(Beginning of Records supplied)

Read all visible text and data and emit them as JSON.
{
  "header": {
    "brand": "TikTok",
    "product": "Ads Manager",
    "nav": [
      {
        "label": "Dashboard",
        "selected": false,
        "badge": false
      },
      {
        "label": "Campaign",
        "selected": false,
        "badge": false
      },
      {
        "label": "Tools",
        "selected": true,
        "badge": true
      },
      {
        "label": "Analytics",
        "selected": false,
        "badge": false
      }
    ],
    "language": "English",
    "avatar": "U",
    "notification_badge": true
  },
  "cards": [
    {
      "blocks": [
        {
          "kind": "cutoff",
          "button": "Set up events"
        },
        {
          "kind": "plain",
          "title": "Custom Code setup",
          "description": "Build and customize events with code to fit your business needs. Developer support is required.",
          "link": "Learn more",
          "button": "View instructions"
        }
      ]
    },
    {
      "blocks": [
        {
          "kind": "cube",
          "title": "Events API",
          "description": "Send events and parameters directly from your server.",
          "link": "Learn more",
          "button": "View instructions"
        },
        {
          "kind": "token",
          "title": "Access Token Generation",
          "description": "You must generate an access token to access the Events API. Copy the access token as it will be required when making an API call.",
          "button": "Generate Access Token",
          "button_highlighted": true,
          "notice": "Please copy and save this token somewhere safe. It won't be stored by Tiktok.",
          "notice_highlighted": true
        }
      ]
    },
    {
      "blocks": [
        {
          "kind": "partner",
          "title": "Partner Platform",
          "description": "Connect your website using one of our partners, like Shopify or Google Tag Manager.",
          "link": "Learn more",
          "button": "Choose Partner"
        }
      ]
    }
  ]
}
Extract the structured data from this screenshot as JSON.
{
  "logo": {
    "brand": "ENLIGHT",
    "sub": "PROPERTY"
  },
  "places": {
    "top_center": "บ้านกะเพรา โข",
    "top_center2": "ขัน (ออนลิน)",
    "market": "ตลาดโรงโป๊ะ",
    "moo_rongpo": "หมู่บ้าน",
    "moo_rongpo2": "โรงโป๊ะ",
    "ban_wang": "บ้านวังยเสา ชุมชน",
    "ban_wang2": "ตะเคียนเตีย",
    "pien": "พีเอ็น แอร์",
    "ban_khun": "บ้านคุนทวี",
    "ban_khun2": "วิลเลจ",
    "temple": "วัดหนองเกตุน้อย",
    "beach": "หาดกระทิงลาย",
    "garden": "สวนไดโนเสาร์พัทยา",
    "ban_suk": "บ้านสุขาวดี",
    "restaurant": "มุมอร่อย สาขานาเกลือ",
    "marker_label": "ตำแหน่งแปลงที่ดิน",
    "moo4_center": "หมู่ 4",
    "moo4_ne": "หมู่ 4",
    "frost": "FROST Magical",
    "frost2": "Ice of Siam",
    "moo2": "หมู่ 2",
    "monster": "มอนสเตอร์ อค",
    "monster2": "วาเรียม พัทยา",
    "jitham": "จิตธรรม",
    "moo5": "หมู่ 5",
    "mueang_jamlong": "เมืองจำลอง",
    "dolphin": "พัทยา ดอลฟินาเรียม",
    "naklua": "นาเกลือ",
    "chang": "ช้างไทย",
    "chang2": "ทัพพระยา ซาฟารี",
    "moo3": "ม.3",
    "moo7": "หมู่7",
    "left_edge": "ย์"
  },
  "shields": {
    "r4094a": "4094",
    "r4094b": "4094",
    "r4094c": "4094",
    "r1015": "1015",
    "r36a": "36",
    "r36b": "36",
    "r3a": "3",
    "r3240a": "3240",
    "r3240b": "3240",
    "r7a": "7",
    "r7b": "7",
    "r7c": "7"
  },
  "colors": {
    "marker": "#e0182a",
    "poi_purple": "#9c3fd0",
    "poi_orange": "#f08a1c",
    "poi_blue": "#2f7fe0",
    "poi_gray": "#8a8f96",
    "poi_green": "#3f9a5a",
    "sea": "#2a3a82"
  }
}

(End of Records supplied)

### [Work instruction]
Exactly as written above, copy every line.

### [Reply to the exercise]
Read all visible text and data and emit them as JSON.
{
  "header": {
    "brand": "TikTok",
    "product": "Ads Manager",
    "nav": [
      {
        "label": "Dashboard",
        "selected": false,
        "badge": false
      },
      {
        "label": "Campaign",
        "selected": false,
        "badge": false
      },
      {
        "label": "Tools",
        "selected": true,
        "badge": true
      },
      {
        "label": "Analytics",
        "selected": false,
        "badge": false
      }
    ],
    "language": "English",
    "avatar": "U",
    "notification_badge": true
  },
  "cards": [
    {
      "blocks": [
        {
          "kind": "cutoff",
          "button": "Set up events"
        },
        {
          "kind": "plain",
          "title": "Custom Code setup",
          "description": "Build and customize events with code to fit your business needs. Developer support is required.",
          "link": "Learn more",
          "button": "View instructions"
        }
      ]
    },
    {
      "blocks": [
        {
          "kind": "cube",
          "title": "Events API",
          "description": "Send events and parameters directly from your server.",
          "link": "Learn more",
          "button": "View instructions"
        },
        {
          "kind": "token",
          "title": "Access Token Generation",
          "description": "You must generate an access token to access the Events API. Copy the access token as it will be required when making an API call.",
          "button": "Generate Access Token",
          "button_highlighted": true,
          "notice": "Please copy and save this token somewhere safe. It won't be stored by Tiktok.",
          "notice_highlighted": true
        }
      ]
    },
    {
      "blocks": [
        {
          "kind": "partner",
          "title": "Partner Platform",
          "description": "Connect your website using one of our partners, like Shopify or Google Tag Manager.",
          "link": "Learn more",
          "button": "Choose Partner"
        }
      ]
    }
  ]
}
Extract the structured data from this screenshot as JSON.
{
  "logo": {
    "brand": "ENLIGHT",
    "sub": "PROPERTY"
  },
  "places": {
    "top_center": "บ้านกะเพรา โข",
    "top_center2": "ขัน (ออนลิน)",
    "market": "ตลาดโรงโป๊ะ",
    "moo_rongpo": "หมู่บ้าน",
    "moo_rongpo2": "โรงโป๊ะ",
    "ban_wang": "บ้านวังยเสา ชุมชน",
    "ban_wang2": "ตะเคียนเตีย",
    "pien": "พีเอ็น แอร์",
    "ban_khun": "บ้านคุนทวี",
    "ban_khun2": "วิลเลจ",
    "temple": "วัดหนองเกตุน้อย",
    "beach": "หาดกระทิงลาย",
    "garden": "สวนไดโนเสาร์พัทยา",
    "ban_suk": "บ้านสุขาวดี",
    "restaurant": "มุมอร่อย สาขานาเกลือ",
    "marker_label": "ตำแหน่งแปลงที่ดิน",
    "moo4_center": "หมู่ 4",
    "moo4_ne": "หมู่ 4",
    "frost": "FROST Magical",
    "frost2": "Ice of Siam",
    "moo2": "หมู่ 2",
    "monster": "มอนสเตอร์ อค",
    "monster2": "วาเรียม พัทยา",
    "jitham": "จิตธรรม",
    "moo5": "หมู่ 5",
    "mueang_jamlong": "เมืองจำลอง",
    "dolphin": "พัทยา ดอลฟินาเรียม",
    "naklua": "นาเกลือ",
    "chang": "ช้างไทย",
    "chang2": "ทัพพระยา ซาฟารี",
    "moo3": "ม.3",
    "moo7": "หมู่7",
    "left_edge": "ย์"
  },
  "shields": {
    "r4094a": "4094",
    "r4094b": "4094",
    "r4094c": "4094",
    "r1015": "1015",
    "r36a": "36",
    "r36b": "36",
    "r3a": "3",
    "r3240a": "3240",
    "r3240b": "3240",
    "r7a": "7",
    "r7b": "7",
    "r7c": "7"
  },
  "colors": {
    "marker": "#e0182a",
    "poi_purple": "#9c3fd0",
    "poi_orange": "#f08a1c",
    "poi_blue": "#2f7fe0",
    "poi_gray": "#8a8f96",
    "poi_green": "#3f9a5a",
    "sea": "#2a3a82"
  }
}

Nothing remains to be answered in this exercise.